Or as The Saint Petersburg Times puts it:
"You're making a decision to save your birds at the expense of your larval fish and shellfish population," agreed Henderson. But marine life should be able to bounce back more rapidly, he said.
That's when the dispersants are sprayed on the surface, as their manufacturer recommends. Over the past week, BP has been testing a radical approach, shooting the dispersants at the source of the leaks a mile beneath the surface, even though EPA officials say the effects of underwater use "are still widely unknown."

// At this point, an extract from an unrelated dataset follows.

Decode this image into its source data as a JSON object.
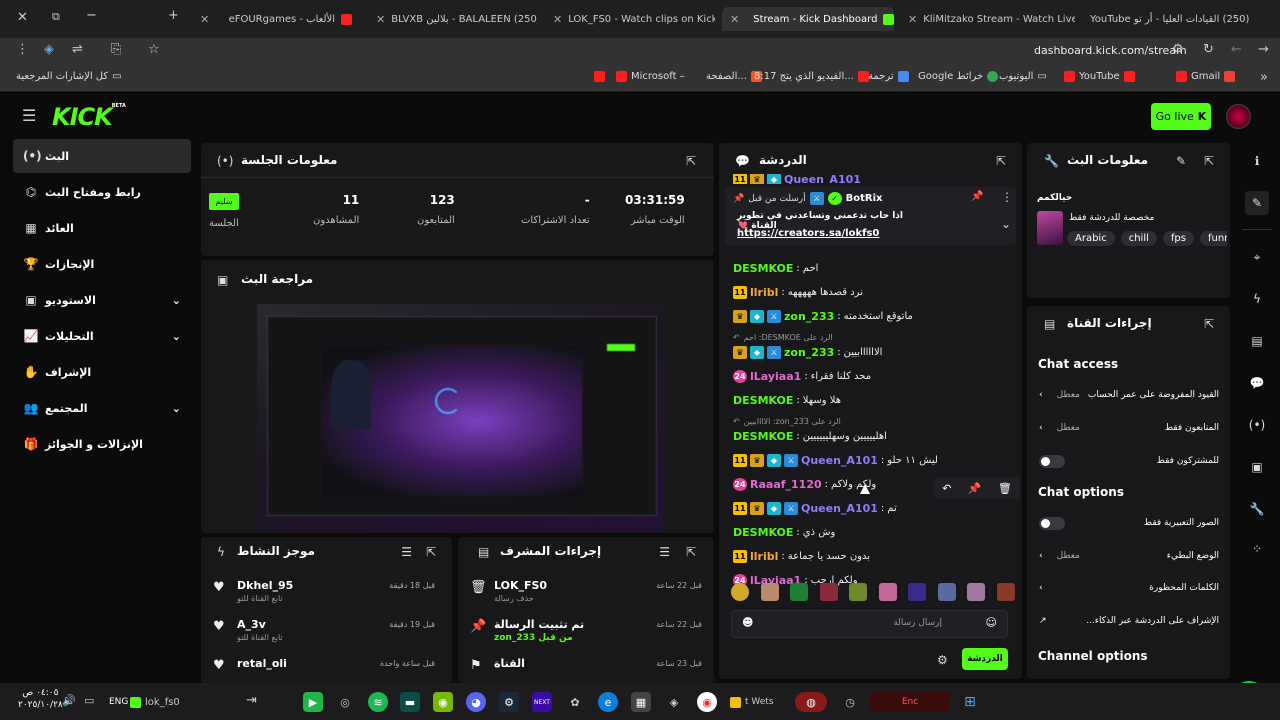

"It's all about trade-offs," said Beth McGee, senior water quality scientist with the Chesapeake Bay Foundation and one of the authors of the 2005 study. "You look at the resources at risk and you make a choice." While there may be some sickness and fatalities among the fish population, she said, "you hope you're saving some beaches or marshes."
How's that working out...